|The Cast of "A Flea in Her Ear"|
(photo: Mark Turek)
“A Flea in Her Ear”, the 1907 farce by George Feydeau (better translated as “a bee in one's bonnet” or a “hair across one's derrière”), was not produced in our country until 1967, at the Loeb Theatre in Cambridge, Massachusetts. This is its third go-round at Trinity Rep. Set in Paris at the turn of the twentieth century, it's the story of a wife, Raymonde Chandebise (Phyllis Kay), who begins to doubt the fidelity of her suddenly sexually-inattentive husband Victor-Emmanuel (Fred Sullivan, Jr.) and schemes to catch him in flagrante dilectu (as they once put it in Rome). Farce being farce, (and this is widely considered the best example of the genre ever written), this of course leads to lots of deliciously unexpected twists and a pandemic of doorslammings.
Raymonde confides in her best friend Lucienne Homenindès de Histangua (Angela Brazil) who suggests that they test Victor-Emmanuel by sending him a letter from an anonymous admirer proposing a tryst at the infamous Hotel Coq d'Or (translated here as “Naughty Pussy” as opposed to the literal and much more slyly suggestive “Golden Cock”). He presumes it was actually intended to go to his best friend Romain Tournel (Mauro Hantman), who coincidentally has his eye on Raymonde. Meanwhile, Victor-Emmanuel's nephew Camille (Stephen Thorne), his speech impediment corrected with a silver palate from Dr. Finache (Richard Donelly), celebrates by taking his maid Antoinette (Alex Woodruff) to the same hotel, followed by her jealous husband Etienne (Peter Martin). Even Dr. Finache heads to the hotel for his own assignation. When shown the letter in his wife Lucienne's handwriting, Carlos Homenindès de Histangua (Timothy Crowe) also heads to the same hotel, vowing to kill her. Victor-Emmanuel follows him in an effort to prevent the murder. With all these characters at the same place at the same time, chaos reigns like cats and dogs. And that's not even accounting for the further complications involving the hotel customers and staff, ranging from Eugénie (Elise LeBreton) to Baptistine (Barbara Meek), Olympia (Rachel Warren), Farrallion (Joe Wilson, Jr.), Rugby (Steve Kidd), and Pocket (Sullivan again), a polyglot crew if ever there was one.

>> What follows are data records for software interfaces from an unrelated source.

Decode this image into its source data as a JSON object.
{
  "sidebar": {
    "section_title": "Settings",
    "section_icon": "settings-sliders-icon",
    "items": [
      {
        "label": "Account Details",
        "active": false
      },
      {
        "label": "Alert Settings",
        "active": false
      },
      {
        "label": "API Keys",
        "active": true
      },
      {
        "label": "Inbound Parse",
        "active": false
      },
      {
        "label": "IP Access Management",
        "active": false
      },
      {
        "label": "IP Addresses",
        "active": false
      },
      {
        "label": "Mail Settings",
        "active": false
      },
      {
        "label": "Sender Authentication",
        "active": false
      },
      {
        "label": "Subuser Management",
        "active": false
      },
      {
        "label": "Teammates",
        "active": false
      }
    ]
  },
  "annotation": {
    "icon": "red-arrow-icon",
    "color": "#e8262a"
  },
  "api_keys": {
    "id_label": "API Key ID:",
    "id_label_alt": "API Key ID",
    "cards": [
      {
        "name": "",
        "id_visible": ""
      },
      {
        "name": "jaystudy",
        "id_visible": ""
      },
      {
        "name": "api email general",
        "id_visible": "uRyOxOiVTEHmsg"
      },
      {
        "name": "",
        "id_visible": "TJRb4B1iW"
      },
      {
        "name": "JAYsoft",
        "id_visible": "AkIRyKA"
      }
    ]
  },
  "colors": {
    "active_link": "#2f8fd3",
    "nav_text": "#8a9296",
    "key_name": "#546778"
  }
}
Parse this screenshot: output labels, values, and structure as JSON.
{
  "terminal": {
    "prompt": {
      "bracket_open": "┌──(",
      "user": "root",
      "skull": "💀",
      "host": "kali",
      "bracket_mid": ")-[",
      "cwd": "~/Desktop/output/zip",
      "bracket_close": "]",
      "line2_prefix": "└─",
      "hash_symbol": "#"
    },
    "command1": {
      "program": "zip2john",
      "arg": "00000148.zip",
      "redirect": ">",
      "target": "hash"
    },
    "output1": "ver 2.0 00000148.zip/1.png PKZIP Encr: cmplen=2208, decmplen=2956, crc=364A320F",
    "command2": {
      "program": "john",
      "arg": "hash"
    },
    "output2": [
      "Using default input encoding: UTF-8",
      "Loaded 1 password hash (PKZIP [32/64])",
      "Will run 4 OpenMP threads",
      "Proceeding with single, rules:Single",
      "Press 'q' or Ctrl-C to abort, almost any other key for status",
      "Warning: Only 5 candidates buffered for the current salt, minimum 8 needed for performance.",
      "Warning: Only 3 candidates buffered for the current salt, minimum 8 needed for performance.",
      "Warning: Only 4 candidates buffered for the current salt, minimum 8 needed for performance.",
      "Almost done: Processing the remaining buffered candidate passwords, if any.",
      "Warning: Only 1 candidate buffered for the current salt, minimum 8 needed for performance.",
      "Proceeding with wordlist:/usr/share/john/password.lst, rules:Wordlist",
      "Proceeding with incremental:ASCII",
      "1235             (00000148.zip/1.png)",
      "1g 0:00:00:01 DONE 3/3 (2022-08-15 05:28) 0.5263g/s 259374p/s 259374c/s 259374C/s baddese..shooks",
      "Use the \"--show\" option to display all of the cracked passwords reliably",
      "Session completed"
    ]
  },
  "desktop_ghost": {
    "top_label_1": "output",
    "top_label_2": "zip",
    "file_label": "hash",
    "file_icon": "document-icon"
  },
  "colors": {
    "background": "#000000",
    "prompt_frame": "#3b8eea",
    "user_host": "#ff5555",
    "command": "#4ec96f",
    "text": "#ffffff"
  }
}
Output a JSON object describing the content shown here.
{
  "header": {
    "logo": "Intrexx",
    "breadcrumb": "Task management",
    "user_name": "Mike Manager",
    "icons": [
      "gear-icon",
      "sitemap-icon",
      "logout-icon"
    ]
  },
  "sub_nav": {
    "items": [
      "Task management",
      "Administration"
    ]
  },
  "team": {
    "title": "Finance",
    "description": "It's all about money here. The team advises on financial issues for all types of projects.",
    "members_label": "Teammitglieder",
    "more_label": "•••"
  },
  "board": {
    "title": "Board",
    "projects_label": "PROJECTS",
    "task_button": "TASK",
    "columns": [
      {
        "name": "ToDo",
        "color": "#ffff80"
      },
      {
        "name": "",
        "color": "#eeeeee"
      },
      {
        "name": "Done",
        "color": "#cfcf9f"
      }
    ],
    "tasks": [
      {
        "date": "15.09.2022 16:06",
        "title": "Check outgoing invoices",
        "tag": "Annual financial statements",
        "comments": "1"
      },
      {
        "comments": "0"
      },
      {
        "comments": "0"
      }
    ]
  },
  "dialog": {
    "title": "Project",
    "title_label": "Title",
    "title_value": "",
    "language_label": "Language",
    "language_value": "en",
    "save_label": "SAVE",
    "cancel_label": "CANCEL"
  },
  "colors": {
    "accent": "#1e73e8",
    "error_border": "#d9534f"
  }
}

Ultimately, the loose ends are tightened as Victor-Emmanuel promises to put an end to his wife's doubts, that very night in bed. That's “ultimately”, as the first act spends a great deal of time in setting up the inevitable, and there are three acts with two intermissions, virtually unheard of in the present day. That places a huge demand on a Director and his actors to keep interest unflagging. As Directed by Tyler Dobrowsky, (Associate Artistic Director of the company), it has its ups and downs; how many of which depends on your attitude toward almost totally unrestrained exaggeration. The creative elements are fine, from the ingenious Set Design by Patrick Lynch to the very creative Costume Design by Olivera Gajic to the atmospheric Lighting Design by Dan Scully and effective Sound Design by Peter Sasha Hurowitz. The translation (by the company's Artistic Director Curt Columbus) tends toward the single entendre, rather than the subtler but often more hilarious double. One particularly egregious example: an actor repeats “shove it up your ass” not once but five times, which, as much of the text does, descends from the sexy to the smutty. One needn't be a prude to feel that, with racy dialogue, as in many other instances, less is more. But if this sort of way-over-the-top fifty shades of gris performance is one's cuppa, an audience member may well find herself or himself in stitches. Others may agree with the commentary by Raymonde halfway through the final act: “I have had enough of this ridiculous farce”. Whatever your place on the slapstick scale, in the end (and even that sounds a tad suggestive at this point), the whole isn't really the sum of its body parts.